The terms of fully benefit-responsive investment contracts generally provide for settlement of payments upon maturity of the contract, termination of the contract, or total liquidation of the covered investments. However, fully benefit-responsive contracts also provide guarantees from the issuers to redeem at contract value all bona fide employee benefit related payment requests made by the Plan, if Plan cash levels are insufficient to meet those requests. Generally, benefit payments requested by the Plan under this “benefit responsive” provision will be made pro-rata, based on the percentage of investments covered by each issuer.
A synthetic GIC is a wrap contract paired with an underlying investment or investments, usually a portfolio, owned by the Plan, of high-quality, intermediate-term fixed income securities. The Plan purchases a wrapper contract from a financial services institution. A synthetic GIC credits a stated interest rate for a specified period of time. Investment gains and losses from the underlying investments in the synthetic GIC are amortized over the expected duration through the calculation of the interest rate applicable to the Plan on a prospective basis. The crediting rate is primarily based on the current yield-to-maturity of the covered investments, plus or minus amortization of the difference between the market value and contract value of the covered investments over the duration of the covered investments at the time of computation. The crediting rate is impacted by the change in the annual effective yield to maturity of the underlying securities, and is affected by the differential between the contract value and the market value of the covered investments. Depending on the change in duration from reset period to reset period, the magnitude of the impact to the crediting rate of the contract to market difference is heightened or lessened. The crediting rate is adjusted periodically usually either monthly or quarterly, but in no event is the crediting rate less than 0%.

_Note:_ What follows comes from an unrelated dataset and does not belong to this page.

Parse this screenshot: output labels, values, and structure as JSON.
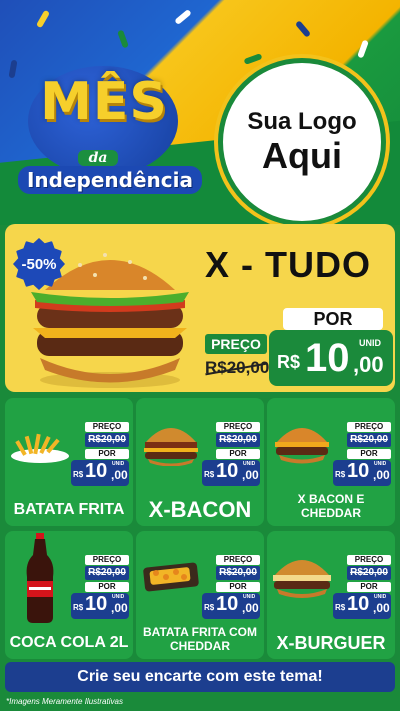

Synthetic investment contracts generally impose conditions on both the Plan and the issuer. If an event of default occurs and is not cured, the non-defaulting party may terminate the contract. The following may cause the Plan to be in default: a breach of material obligation under the contract; a material misrepresentation; or a material amendment to the Plan agreement. The issuer may be in default if it breaches a material obligation under the investment contract; makes a material misrepresentation; has a decline in its long term credit rating below a threshold set forth in the contract; is acquired or reorganized and the successor issuer does not satisfy the investment or credit guidelines applicable to issuers. If, in the event of default of an issuer, the Plan was unable to obtain a replacement investment contract, withdrawing plans may experience losses if the value of the Plan’s assets no longer covered by the contract are below contract value. The Plan may seek to add additional issuers over time to diversify the Plan’s exposure to such risk, but there is no assurance the Plan may be able to do so. The combination of the default of an issuer and an inability to obtain a replacement agreement could render the Plan unable to achieve its objective of maintaining a stable contract value.